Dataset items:
□ □ □ □ □

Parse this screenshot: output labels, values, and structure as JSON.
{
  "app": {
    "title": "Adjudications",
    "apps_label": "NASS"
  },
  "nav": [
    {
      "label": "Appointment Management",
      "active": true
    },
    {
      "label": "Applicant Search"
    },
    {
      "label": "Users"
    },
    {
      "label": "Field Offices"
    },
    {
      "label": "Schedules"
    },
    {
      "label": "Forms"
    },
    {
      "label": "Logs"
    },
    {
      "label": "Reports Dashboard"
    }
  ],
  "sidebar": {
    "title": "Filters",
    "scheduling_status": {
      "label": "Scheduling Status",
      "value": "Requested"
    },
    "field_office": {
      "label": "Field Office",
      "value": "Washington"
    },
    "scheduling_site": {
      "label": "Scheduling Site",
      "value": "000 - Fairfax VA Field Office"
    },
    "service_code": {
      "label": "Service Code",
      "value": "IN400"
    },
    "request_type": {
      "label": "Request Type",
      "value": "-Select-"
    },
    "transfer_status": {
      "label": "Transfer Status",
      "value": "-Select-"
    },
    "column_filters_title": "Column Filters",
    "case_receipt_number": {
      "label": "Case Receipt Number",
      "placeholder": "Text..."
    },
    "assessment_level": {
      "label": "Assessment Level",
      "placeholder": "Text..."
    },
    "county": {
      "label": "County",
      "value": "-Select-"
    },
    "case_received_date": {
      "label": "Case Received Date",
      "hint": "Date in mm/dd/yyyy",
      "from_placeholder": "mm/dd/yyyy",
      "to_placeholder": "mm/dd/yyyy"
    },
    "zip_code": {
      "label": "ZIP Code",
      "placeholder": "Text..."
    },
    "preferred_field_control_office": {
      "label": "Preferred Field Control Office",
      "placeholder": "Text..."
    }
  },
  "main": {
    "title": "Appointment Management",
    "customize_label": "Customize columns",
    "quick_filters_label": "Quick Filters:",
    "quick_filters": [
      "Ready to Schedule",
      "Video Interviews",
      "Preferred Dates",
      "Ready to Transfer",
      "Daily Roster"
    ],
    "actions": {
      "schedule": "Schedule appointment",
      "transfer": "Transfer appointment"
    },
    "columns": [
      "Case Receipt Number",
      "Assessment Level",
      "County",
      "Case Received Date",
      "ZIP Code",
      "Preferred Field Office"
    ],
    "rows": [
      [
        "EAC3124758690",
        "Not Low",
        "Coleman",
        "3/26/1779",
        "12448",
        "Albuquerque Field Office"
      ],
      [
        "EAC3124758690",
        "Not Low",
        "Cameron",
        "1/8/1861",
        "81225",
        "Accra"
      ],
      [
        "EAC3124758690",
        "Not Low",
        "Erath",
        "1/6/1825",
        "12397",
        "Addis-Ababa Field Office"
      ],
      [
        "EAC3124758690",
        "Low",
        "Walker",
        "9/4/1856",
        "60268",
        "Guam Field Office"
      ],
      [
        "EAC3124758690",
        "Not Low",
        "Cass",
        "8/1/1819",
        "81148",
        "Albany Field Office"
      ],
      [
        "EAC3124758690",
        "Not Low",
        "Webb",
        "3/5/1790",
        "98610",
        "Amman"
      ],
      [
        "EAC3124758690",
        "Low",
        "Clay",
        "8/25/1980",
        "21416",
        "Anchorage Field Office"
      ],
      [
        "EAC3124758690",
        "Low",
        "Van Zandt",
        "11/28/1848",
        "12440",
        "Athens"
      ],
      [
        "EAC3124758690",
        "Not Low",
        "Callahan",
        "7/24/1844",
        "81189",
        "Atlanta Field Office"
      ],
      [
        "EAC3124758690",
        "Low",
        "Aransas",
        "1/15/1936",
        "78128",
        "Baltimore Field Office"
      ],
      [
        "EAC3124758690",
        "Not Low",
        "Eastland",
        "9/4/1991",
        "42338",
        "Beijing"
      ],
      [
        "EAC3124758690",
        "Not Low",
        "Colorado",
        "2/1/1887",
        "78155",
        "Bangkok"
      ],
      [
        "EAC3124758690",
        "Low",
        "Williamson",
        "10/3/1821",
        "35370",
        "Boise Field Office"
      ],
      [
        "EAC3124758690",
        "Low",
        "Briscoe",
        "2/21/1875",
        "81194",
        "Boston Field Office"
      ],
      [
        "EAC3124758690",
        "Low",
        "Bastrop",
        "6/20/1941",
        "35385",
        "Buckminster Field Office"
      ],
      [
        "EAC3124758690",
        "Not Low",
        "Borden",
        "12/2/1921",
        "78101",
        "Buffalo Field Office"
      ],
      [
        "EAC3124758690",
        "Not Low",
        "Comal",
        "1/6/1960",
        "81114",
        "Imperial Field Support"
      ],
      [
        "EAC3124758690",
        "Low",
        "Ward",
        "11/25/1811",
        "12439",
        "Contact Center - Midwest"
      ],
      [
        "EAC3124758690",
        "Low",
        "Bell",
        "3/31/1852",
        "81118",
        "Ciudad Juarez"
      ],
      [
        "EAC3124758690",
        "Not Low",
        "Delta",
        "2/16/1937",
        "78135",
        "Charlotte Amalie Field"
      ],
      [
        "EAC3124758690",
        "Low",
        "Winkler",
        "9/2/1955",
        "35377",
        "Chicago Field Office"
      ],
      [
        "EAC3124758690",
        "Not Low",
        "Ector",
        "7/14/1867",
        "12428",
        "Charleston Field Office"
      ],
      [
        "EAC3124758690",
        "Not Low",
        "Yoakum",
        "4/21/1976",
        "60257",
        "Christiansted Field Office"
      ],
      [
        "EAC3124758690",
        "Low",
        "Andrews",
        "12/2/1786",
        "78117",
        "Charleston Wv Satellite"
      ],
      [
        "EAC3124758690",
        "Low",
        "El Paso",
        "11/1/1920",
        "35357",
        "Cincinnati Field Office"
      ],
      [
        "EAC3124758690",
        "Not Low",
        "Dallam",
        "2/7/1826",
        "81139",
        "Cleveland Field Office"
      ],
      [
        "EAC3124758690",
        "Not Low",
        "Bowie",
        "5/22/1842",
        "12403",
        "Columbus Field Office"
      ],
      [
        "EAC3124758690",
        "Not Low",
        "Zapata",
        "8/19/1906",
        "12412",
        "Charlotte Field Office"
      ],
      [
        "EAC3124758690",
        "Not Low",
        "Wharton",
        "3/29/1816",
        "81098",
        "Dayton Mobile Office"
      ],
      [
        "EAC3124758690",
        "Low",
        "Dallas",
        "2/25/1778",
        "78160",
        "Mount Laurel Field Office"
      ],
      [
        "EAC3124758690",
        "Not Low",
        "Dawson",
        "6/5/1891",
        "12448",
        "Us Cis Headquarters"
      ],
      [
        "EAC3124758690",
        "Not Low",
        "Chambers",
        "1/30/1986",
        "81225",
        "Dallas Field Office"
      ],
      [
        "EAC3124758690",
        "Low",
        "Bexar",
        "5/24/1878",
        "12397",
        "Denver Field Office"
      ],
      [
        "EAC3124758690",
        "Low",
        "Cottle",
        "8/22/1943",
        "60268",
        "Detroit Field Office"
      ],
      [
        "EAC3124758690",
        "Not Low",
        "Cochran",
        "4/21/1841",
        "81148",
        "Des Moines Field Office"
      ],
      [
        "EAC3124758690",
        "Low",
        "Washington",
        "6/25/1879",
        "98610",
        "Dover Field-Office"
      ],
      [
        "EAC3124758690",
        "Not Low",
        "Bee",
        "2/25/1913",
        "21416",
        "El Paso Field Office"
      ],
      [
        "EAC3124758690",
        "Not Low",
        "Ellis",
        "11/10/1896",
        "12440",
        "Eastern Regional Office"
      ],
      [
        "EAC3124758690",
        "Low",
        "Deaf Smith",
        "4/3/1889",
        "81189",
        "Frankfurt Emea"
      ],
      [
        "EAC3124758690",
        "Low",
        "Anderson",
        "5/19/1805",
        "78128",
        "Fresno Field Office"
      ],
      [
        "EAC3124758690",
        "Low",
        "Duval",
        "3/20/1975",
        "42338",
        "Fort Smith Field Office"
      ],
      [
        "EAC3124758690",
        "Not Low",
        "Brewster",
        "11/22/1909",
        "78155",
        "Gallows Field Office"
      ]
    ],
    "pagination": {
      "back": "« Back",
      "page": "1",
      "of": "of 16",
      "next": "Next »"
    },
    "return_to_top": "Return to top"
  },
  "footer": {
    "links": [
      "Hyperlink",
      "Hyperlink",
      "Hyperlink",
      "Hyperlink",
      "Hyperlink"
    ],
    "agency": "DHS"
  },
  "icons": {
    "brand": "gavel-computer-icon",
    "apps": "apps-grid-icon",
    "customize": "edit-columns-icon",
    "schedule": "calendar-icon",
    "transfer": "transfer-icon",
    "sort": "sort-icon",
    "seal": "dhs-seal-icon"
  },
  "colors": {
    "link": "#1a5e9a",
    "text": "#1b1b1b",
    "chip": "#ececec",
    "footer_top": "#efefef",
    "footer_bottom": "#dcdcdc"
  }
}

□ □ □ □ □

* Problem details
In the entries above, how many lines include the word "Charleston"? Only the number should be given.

* Solution to the exercise
2